April is Distracted Driving Awareness month and it's a topic that will be in the news quite a bit over the next 30 days, and for good reason.
Distracted driving is the top concern of motorists, worse than other risky behaviors such as aggressive driving, drunken driving and drivers who are high on drugs, according to the AAA Foundation for Traffic Safety's 2017 Traffic Safety Culture Index released Thursday. It even outpaced the concern over congestion.
Nearly 88 percent of motorists say distracted driving is worse than it was three years ago. More than 58 percent say drivers talking on a cellphone while behind the wheel is a serious threat to their personal safety and 78 percent believe that texting is a significant danger.
But drivers' behaviors don't match their talk. Nearly half of drivers admit to talking on a hands-held cellphone while motoring and 35 percent say the have sent a text or email message, the survey found.
"There is a disconnect between what drivers do and what they believe," said Jake Nelson, the foundation's director of traffic safety advocacy and research. "While most recognize the dangers created by taking your eyes off the road, they engage in distracting behaviors anyway, creating a 'do as I say, not as I do' culture on the roadway."
A previous study found that drivers who talk on a cellphone are four times more likely to be involved in a crash and those who text and drive are eight times more likely to be involved in a wreck.
As more and more people get smartphones, drivers say they have noticed more motorists using them while behind the wheel. More than half of survey respondents report that they regularly see other motorists emailing or texting. Despite identifying those behaviors as a threat to their safety, 44.9 percent of drivers read a text or email while driving. And 34.6 percent were guilty of tapping out and sending a message, the survey said.

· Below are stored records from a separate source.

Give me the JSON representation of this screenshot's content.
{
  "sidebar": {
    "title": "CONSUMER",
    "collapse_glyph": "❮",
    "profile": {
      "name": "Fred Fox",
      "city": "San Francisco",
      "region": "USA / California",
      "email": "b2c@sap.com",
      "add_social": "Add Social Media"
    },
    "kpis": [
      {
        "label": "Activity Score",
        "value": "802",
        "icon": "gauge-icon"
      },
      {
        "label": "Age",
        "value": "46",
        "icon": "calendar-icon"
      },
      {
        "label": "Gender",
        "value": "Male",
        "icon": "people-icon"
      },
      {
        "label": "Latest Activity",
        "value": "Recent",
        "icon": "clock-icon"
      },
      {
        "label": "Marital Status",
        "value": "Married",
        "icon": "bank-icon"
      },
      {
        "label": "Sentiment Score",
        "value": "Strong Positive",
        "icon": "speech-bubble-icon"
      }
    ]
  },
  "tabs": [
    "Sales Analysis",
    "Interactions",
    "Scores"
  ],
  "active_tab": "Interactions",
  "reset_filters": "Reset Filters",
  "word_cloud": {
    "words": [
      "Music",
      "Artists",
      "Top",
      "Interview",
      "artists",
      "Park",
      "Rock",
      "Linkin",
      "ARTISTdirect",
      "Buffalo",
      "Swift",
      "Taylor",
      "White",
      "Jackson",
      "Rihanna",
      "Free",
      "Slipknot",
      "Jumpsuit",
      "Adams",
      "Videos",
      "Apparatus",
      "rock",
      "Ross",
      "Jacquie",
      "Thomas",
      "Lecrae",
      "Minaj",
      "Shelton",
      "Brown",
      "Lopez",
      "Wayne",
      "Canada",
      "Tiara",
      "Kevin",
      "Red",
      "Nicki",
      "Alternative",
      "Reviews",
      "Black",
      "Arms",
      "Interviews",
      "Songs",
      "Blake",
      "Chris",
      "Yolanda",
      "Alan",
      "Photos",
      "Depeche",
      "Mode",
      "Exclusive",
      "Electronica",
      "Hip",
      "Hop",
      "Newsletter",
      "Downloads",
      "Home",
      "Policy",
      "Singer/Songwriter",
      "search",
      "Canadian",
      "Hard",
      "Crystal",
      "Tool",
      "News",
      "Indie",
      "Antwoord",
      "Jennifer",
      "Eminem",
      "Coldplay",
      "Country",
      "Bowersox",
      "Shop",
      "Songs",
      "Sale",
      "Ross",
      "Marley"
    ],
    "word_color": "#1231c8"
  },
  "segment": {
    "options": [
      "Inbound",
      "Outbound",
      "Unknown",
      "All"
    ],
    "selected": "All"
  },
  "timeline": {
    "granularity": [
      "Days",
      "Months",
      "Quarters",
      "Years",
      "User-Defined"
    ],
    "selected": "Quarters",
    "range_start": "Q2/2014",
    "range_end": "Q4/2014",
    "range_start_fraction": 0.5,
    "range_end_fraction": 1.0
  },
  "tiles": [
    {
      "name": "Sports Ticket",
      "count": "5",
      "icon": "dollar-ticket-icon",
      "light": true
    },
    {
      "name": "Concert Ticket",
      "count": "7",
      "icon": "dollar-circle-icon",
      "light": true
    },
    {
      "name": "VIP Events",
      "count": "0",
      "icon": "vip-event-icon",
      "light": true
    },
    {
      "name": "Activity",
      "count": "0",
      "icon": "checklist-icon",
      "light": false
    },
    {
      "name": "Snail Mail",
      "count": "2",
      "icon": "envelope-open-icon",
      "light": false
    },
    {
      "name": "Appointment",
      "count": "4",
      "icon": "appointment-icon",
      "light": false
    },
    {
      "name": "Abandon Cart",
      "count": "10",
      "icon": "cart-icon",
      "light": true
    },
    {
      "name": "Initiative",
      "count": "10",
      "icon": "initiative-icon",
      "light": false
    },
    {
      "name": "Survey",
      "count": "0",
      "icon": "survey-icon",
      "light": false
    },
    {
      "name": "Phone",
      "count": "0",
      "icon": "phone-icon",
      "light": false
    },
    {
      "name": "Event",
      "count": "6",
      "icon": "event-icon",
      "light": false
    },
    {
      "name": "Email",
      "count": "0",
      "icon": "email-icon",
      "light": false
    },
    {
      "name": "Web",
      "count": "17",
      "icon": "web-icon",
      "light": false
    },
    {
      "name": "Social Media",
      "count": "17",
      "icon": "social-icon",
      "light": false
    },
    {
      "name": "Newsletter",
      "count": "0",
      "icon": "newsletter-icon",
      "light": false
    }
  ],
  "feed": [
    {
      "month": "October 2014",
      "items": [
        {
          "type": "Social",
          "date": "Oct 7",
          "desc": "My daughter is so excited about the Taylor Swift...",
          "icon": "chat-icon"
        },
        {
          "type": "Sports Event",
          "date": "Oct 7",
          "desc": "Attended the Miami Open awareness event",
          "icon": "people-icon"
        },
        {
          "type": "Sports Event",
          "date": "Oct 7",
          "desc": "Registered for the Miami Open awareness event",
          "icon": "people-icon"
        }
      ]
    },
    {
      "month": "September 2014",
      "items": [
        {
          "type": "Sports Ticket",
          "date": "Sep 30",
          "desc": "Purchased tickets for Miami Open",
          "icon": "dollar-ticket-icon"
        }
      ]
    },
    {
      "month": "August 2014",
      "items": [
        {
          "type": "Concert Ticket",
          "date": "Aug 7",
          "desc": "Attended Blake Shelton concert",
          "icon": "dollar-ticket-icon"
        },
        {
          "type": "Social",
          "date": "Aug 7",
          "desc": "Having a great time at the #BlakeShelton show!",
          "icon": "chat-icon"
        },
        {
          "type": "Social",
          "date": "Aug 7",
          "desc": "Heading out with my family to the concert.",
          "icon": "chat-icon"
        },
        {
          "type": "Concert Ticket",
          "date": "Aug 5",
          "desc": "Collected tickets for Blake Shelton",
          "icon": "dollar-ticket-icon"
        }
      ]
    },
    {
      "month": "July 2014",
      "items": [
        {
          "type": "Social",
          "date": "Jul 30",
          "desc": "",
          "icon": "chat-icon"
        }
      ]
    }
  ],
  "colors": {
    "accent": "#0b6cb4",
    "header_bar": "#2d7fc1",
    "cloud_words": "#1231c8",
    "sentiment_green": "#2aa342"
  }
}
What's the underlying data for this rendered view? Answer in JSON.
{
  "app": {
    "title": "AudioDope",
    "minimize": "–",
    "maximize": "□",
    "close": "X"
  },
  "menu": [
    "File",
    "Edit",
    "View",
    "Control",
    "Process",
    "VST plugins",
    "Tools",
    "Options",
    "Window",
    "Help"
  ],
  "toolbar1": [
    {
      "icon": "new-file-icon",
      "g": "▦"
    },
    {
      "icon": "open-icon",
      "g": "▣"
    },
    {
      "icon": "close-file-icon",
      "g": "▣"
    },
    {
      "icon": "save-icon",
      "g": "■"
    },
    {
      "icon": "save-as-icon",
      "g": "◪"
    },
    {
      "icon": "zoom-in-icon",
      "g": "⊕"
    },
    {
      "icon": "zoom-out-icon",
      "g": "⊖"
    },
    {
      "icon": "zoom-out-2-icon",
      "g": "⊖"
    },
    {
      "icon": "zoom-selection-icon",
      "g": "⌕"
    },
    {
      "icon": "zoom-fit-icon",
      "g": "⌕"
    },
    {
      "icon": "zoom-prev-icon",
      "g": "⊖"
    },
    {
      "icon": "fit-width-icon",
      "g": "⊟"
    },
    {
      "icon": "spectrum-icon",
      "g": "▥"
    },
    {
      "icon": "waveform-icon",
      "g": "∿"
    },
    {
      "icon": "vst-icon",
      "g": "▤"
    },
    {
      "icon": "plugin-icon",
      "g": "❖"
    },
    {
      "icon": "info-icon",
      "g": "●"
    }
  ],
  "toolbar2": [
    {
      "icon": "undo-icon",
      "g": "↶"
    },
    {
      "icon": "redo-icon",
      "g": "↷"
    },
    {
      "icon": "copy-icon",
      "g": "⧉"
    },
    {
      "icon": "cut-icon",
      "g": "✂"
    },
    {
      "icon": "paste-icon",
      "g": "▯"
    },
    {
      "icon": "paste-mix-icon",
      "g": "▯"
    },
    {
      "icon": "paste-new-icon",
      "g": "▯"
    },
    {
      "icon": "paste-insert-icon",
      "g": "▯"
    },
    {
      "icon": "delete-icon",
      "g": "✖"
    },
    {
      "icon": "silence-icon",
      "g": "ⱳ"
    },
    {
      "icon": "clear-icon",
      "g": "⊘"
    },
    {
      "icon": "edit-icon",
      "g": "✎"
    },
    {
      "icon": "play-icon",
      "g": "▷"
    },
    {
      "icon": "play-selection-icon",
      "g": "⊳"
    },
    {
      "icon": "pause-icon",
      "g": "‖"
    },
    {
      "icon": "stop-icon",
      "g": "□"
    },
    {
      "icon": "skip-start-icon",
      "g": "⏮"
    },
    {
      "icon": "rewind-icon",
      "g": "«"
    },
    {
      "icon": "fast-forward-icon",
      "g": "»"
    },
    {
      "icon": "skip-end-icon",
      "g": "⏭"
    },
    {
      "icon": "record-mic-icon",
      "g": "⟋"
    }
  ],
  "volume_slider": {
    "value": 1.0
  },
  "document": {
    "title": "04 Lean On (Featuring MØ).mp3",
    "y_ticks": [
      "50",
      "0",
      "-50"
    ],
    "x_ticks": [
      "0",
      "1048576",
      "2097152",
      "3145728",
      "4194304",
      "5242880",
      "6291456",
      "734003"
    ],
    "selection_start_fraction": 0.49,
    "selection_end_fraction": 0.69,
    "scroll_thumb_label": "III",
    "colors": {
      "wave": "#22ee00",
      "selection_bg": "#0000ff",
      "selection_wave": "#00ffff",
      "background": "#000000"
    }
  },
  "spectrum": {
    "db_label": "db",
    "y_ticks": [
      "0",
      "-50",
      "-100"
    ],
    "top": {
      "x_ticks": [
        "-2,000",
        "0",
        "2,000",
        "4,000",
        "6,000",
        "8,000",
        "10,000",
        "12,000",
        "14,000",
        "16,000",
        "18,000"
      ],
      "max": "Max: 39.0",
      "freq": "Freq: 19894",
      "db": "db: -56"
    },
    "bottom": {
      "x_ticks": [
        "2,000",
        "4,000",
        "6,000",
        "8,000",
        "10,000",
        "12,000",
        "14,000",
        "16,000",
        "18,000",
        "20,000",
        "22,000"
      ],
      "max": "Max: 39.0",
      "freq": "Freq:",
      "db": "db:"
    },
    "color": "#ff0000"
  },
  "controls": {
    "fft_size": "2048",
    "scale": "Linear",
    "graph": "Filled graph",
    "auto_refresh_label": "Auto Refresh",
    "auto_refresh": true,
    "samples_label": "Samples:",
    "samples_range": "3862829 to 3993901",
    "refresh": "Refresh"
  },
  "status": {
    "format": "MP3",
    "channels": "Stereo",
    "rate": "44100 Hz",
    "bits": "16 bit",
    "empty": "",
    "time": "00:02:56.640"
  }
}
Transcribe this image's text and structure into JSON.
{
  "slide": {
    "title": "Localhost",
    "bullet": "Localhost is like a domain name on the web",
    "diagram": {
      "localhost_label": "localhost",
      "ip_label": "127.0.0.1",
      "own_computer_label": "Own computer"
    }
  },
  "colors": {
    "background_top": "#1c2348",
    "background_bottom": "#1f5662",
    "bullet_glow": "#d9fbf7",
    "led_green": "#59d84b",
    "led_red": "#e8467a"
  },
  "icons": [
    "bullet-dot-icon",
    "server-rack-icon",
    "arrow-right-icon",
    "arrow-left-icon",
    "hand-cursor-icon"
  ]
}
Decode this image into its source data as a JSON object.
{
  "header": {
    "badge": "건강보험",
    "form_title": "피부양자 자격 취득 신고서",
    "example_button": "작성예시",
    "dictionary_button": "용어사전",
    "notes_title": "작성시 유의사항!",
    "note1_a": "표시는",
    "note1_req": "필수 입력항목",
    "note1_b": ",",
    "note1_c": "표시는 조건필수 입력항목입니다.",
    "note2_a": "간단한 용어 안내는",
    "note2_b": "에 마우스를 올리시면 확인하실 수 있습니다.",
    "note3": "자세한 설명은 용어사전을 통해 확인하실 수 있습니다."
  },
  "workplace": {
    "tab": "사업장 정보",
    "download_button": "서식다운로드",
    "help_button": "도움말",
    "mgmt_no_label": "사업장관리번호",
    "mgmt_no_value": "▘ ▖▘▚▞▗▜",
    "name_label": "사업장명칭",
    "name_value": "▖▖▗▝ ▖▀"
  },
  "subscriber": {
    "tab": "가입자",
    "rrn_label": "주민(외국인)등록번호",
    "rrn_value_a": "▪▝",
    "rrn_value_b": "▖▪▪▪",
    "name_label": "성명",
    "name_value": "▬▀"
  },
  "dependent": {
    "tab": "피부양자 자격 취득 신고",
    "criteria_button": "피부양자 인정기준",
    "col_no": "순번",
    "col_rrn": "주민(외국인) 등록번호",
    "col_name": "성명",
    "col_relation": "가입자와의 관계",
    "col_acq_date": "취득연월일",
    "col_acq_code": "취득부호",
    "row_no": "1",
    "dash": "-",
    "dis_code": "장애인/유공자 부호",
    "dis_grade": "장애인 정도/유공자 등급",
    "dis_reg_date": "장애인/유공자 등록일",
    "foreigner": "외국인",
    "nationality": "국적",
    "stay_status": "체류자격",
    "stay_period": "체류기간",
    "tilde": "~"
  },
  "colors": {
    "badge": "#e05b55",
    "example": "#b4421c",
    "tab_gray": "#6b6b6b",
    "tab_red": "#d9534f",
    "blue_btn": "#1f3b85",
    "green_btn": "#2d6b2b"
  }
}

As researchers continue to look for hard evidence that links traffic crashes to cellphones, just about every week there are accounts of deadly crashes involving drivers who likely were on their phones. Just last month a semitrailer truck driver was allegedly texting when he plowed into a car stopped at a red light on Hwy. 36. The impact killed the other driver and the semi driver was charged in connection with the Feb. 27 wreck at Lake Elmo Avenue that killed Robert Bursik.
Those types of incidents are why many are pushing for Minnesota to pass a law that would prohibit drivers from talking on a hands-held cellphone while behind the wheel. A bill outlawing the practice is currently being debated at the capitol.
An overwhelming majority of drivers appear to support some legislation. More than 73 percent favor laws against using a hand-held cellphone while driving. But only 41 percent support an all-out ban on using any type of cellphone, including the hands free variety.